### SOURCE DATA ###
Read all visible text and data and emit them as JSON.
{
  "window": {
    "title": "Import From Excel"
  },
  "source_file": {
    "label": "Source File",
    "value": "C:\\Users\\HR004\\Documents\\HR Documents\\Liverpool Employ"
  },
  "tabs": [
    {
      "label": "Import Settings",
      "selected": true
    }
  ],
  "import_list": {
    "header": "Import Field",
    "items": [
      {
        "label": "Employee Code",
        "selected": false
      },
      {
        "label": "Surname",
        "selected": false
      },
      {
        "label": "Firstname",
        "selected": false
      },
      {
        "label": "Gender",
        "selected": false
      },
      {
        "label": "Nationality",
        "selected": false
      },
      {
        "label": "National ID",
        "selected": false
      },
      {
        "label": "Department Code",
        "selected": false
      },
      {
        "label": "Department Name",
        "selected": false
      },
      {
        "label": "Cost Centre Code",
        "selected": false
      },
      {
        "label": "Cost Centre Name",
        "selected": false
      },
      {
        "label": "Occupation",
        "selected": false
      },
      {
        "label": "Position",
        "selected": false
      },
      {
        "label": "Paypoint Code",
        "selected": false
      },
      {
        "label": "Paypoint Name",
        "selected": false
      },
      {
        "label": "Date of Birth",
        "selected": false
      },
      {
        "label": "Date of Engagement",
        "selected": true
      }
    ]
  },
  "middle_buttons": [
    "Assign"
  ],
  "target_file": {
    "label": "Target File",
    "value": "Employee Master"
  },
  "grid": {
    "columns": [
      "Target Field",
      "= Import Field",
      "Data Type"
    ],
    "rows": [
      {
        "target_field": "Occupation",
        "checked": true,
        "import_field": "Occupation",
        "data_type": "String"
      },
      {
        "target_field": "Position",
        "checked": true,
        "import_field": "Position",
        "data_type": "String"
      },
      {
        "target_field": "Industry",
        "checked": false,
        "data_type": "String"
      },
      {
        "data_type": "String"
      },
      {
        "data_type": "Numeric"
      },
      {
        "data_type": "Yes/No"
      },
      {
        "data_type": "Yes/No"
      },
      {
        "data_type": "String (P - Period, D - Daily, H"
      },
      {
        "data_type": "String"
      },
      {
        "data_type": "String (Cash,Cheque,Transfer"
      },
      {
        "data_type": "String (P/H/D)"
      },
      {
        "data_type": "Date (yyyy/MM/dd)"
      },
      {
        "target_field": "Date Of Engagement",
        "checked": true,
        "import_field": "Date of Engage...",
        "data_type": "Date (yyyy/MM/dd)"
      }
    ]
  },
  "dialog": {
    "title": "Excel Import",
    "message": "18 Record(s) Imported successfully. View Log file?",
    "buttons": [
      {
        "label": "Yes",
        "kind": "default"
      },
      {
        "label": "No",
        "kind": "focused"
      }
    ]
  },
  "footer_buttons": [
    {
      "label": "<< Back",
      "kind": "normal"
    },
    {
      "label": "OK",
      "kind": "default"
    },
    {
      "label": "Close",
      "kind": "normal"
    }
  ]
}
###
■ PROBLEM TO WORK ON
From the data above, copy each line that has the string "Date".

■ ANSWER AREA
        "label": "Date of Birth",
        "label": "Date of Engagement",
        "data_type": "Date (yyyy/MM/dd)"
        "target_field": "Date Of Engagement",
        "import_field": "Date of Engage...",
        "data_type": "Date (yyyy/MM/dd)"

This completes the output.